Task to complete: Lift out all lines below that contain "text".

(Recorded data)
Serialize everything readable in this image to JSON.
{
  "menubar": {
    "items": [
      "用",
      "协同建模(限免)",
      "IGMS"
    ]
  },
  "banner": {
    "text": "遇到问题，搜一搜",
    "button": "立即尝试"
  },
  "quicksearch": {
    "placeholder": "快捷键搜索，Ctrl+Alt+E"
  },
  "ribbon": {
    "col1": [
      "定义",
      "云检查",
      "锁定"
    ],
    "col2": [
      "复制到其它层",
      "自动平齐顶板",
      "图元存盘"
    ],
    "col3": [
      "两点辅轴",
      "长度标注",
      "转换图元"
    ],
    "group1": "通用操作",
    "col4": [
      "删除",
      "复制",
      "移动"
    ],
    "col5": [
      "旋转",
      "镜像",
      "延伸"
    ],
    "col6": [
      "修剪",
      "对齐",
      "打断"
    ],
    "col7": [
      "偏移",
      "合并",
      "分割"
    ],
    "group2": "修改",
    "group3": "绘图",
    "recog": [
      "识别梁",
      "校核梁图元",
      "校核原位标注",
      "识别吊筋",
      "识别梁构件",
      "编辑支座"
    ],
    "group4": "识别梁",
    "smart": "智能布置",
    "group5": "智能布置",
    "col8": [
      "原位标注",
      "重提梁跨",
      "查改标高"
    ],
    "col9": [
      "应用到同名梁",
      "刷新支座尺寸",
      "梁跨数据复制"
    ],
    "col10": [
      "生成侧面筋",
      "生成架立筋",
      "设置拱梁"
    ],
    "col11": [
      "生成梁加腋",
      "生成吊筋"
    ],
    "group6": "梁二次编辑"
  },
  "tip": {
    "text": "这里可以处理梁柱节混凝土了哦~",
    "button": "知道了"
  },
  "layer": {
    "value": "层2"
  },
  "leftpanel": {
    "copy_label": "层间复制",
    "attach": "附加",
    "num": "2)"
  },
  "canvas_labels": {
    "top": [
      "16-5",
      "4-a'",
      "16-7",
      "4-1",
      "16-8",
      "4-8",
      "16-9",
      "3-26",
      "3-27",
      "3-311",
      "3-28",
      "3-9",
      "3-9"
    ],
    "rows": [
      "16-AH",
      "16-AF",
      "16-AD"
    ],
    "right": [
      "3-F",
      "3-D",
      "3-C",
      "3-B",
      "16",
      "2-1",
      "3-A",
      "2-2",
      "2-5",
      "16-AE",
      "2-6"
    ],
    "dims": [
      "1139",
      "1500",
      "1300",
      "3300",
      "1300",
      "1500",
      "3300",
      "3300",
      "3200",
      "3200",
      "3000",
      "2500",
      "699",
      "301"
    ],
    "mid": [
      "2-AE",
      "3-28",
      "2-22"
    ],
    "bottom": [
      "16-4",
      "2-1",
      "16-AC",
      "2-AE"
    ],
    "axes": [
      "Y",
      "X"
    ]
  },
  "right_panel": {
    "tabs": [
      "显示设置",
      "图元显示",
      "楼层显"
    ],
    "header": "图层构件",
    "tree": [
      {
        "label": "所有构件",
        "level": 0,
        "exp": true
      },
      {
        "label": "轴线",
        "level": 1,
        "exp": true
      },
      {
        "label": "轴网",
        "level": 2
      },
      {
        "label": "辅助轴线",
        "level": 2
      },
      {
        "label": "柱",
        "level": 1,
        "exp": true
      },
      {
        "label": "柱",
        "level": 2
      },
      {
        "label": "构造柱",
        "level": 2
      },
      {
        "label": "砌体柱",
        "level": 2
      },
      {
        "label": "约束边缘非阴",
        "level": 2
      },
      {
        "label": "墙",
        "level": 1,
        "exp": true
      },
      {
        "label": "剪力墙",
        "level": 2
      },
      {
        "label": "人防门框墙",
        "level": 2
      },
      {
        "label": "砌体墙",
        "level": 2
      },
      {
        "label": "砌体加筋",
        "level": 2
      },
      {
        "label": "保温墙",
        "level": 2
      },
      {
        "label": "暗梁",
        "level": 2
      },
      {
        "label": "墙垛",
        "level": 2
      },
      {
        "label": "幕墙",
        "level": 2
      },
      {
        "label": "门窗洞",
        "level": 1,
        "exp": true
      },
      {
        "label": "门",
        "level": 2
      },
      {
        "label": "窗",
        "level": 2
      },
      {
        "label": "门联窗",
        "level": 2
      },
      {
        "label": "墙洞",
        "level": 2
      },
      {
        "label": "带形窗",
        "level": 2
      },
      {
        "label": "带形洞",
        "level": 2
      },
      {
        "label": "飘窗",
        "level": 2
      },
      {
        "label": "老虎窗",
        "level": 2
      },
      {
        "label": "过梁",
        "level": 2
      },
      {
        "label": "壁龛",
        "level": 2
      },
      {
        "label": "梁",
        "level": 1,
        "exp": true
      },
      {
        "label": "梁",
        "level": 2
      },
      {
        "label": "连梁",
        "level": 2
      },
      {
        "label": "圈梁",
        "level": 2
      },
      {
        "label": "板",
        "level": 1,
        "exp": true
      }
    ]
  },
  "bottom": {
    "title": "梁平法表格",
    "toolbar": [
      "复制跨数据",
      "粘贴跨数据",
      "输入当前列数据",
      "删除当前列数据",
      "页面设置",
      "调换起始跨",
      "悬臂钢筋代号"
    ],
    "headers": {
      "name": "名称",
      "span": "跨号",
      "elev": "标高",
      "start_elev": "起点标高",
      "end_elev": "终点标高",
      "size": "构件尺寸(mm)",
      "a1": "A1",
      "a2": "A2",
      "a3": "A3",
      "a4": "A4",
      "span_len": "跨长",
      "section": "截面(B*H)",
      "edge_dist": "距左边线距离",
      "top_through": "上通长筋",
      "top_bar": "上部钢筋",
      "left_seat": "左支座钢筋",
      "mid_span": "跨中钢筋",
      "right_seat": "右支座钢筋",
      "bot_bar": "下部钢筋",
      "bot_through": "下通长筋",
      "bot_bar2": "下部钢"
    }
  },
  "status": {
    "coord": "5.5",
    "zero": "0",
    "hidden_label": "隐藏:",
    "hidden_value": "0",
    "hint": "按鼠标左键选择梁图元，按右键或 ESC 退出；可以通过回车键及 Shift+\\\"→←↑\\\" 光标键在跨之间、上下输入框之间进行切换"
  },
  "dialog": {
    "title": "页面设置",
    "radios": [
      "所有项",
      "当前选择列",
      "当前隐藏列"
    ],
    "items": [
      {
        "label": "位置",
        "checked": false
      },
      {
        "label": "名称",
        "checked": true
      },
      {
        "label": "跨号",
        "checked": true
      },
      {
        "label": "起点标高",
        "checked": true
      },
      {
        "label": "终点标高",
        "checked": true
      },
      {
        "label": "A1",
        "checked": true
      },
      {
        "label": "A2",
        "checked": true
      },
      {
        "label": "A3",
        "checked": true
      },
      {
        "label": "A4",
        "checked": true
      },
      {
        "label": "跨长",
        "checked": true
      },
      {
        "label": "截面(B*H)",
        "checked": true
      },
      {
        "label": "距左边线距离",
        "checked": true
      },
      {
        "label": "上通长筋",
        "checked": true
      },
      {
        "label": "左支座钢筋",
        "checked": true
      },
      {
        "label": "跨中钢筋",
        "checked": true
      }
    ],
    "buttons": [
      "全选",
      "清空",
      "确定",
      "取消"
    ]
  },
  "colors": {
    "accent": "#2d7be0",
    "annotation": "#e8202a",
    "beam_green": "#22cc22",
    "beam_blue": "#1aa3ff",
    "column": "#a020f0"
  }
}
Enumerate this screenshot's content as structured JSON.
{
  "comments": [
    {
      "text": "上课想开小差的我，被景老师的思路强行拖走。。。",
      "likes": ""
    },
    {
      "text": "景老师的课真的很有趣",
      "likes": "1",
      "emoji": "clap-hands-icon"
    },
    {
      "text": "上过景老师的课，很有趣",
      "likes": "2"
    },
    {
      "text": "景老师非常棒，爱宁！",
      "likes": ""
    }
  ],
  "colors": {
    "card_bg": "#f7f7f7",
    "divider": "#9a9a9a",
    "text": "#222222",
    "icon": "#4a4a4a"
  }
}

Response area:
    "text": "遇到问题，搜一搜",
    "text": "这里可以处理梁柱节混凝土了哦~",
      "text": "上课想开小差的我，被景老师的思路强行拖走。。。",
      "text": "景老师的课真的很有趣",
      "text": "上过景老师的课，很有趣",
      "text": "景老师非常棒，爱宁！",
    "text": "#222222",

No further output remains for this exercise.